It is essential to improve your diet to positively affect your gut and liver function by changing to a inflammation lowering diet.
Constipation, which is a symptom of low thyroid function, needs to be resolved by improving bowel motility.
Acid reflux is a big sign your digestion is out of whack.
Windiness and bloating is evidence of the wrong bacterial overgrowth in your gut.
You achieve good liver and gut health and lower inflammation very simply by reducing insulin response and insulin resistance by adopting a low carb diet: removing the majority of all types of carbohydrate AND fibre (yes! Get rid of "healthy" inflammation causing fibre) out of your diet will massively improve digestion.
Low carb diets reduce the amount of glucose (sugar) that is produced and we all know that sugar is highly inflammatory.
Lowering carbs will ALWAYS lower systemic inflammation.
Be alcohol aware.
Reduce stress. Chronic and prolonged state of Fight or Flight tires out the adrenal glands and raises cortisol (inflammatory). Often a adrenal dysfunction is at the core of thyroid dysfunction.
How I can help you
Medical Thermal imaging can help assess your core temperature by measuring the Brain Temperature Tunnel in the corner of your eyes and assess the heat over the thyroid gland. I do this as standard in my breast and body screening to help you give the best thyroid health advice I can.
A full body imaging can assess issues in the neck, often related to thyroid dysfunction and migraine headaches.

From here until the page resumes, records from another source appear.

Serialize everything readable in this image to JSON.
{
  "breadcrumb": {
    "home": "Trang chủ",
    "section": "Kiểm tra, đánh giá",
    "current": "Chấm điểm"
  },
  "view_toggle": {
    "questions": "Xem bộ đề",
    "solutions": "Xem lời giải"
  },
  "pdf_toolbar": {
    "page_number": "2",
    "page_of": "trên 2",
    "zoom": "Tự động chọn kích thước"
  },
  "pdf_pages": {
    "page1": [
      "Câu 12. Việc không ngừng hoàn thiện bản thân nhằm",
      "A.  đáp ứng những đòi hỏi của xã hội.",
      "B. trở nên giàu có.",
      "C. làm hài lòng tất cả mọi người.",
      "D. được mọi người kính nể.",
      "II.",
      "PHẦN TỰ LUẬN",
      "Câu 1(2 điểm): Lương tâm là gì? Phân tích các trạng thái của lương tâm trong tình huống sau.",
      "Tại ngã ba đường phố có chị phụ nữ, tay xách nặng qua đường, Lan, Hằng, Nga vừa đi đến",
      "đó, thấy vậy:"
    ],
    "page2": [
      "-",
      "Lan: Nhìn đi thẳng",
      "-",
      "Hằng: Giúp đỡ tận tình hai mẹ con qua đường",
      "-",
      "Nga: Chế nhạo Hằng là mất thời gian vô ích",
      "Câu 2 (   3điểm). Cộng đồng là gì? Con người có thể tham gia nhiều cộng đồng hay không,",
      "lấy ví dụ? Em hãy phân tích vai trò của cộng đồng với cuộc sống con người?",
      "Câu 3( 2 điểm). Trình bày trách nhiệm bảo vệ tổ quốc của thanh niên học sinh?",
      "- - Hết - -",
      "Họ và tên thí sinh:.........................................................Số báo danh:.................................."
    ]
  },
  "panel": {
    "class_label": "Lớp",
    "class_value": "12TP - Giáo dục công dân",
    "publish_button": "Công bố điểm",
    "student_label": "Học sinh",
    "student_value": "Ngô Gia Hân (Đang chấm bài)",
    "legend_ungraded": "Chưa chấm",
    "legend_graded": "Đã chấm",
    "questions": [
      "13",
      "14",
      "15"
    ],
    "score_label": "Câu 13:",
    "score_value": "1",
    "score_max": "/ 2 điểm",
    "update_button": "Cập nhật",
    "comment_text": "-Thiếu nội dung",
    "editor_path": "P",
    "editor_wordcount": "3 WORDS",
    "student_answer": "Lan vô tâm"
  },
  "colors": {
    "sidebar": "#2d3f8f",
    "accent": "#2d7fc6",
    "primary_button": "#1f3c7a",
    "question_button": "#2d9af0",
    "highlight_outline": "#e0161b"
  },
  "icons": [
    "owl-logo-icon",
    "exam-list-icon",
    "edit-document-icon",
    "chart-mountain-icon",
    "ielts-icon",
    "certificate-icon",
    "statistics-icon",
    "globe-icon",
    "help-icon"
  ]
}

We can look at inflammation in muscle groups to assess for fibromyalgia and ME.
We can assess peripheral and small fibre neuropathy, which can be part of the symptoms of low thyroid function, but also of early signs of diabetes.
We look for gut inflammation and where is it.
I educate and support you in you transitioning to a low carb, higher protein and higher fat diet.
I am sorry, but cannot work with you when vegan or strict vegetarian because of the lack of quality essential bio-identical nutrients to heal your gut and thyroid and the very inflammatory nature of these diets.
Homeopathy can be a great supportive treatment for the thyroid gland and you as a whole. T3 medical treatment has been withdrawn in most of the UK, probably to cost (or being too effective??) and to buy the Triiodothyrosine (T3) can be a problem.
Homeopathically I would approach your condition as a totality first and find a remedy that suits you a the whole picture. Secondly we can support the thyroid with a tissue remedy.
I hope you have found the information as interesting as I did yesterday. I felt it had clarified a few things for me and this I wanted to share with you today.
If you know of someone who is struggling with thyroid related issues, please share this blog with them.
Love and health,
Janet van Dam